WHAT THE TASK ASKS:
Look through the listing underneath for "Style", and copy every line that has it.

BEGIN INFORMATION GIVEN

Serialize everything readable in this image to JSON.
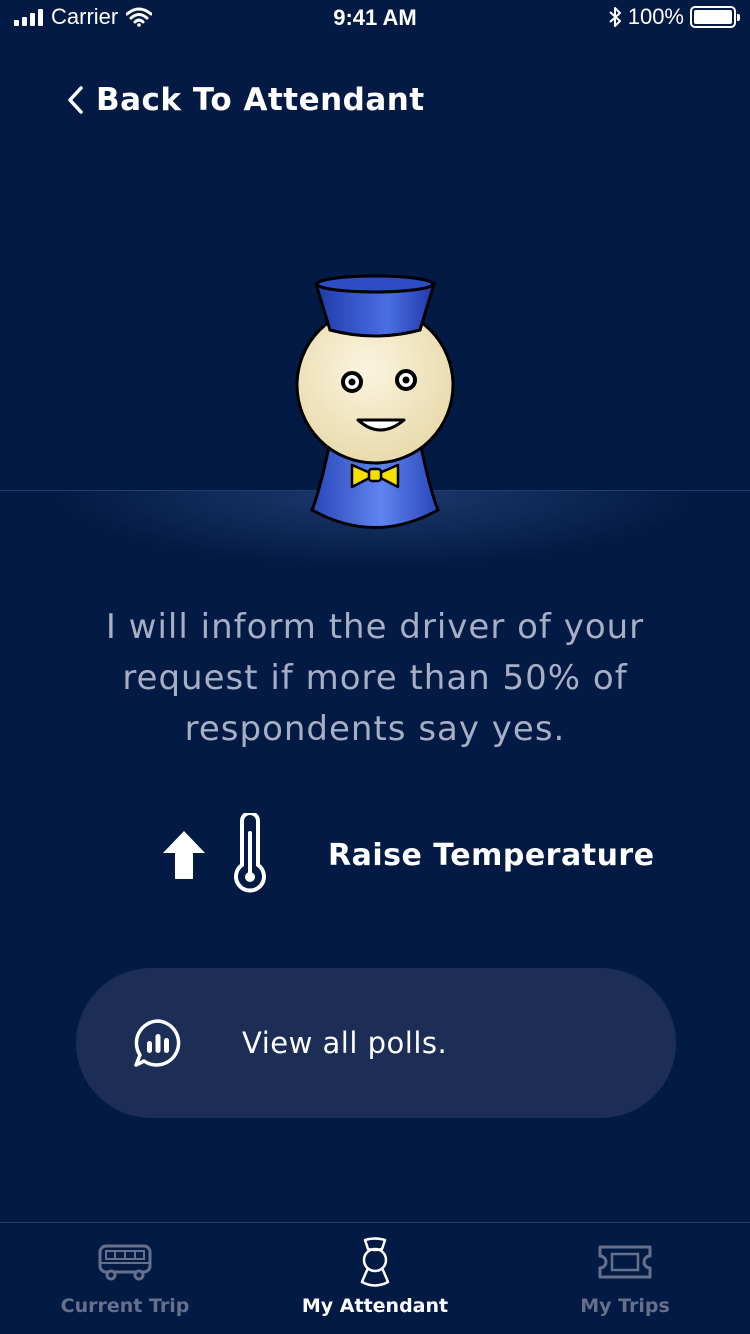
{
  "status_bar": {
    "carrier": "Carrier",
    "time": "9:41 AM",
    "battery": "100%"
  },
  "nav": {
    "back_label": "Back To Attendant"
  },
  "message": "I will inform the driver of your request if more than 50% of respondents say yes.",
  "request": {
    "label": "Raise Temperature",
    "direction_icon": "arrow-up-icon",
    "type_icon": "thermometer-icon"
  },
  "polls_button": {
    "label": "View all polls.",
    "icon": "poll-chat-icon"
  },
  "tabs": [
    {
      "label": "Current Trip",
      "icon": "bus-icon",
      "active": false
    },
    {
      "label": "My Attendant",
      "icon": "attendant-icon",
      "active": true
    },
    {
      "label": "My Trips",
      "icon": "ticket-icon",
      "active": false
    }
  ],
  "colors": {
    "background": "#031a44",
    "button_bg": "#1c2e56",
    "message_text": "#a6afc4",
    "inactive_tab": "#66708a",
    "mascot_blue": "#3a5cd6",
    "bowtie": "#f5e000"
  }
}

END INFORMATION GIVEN
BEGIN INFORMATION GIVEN

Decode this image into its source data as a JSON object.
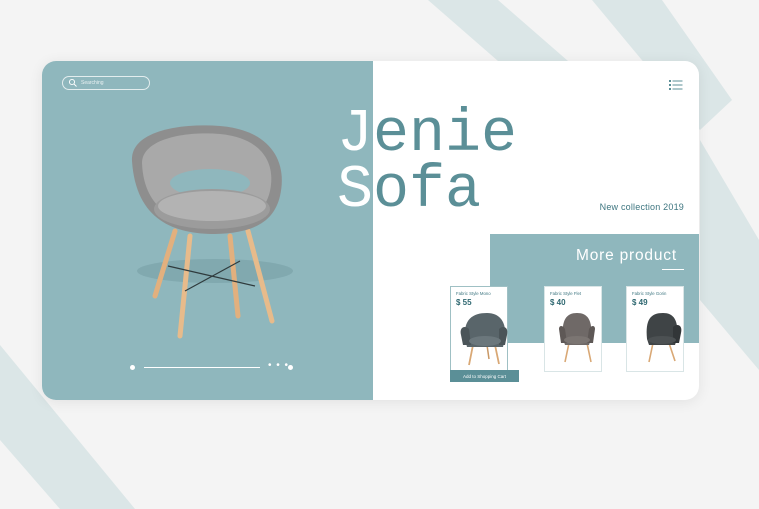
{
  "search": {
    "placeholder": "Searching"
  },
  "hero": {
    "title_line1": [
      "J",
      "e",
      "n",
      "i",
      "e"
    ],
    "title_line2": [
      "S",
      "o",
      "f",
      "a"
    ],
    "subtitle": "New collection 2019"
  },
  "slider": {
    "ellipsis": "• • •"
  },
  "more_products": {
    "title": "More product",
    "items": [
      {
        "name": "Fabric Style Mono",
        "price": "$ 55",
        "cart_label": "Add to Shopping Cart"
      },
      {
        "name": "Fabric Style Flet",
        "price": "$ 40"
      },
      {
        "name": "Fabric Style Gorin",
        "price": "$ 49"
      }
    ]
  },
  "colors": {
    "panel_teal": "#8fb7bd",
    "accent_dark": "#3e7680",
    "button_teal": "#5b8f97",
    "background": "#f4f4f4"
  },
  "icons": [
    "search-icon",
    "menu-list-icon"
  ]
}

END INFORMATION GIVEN

TASK OUTPUT:
        "name": "Fabric Style Mono",
        "name": "Fabric Style Flet",
        "name": "Fabric Style Gorin",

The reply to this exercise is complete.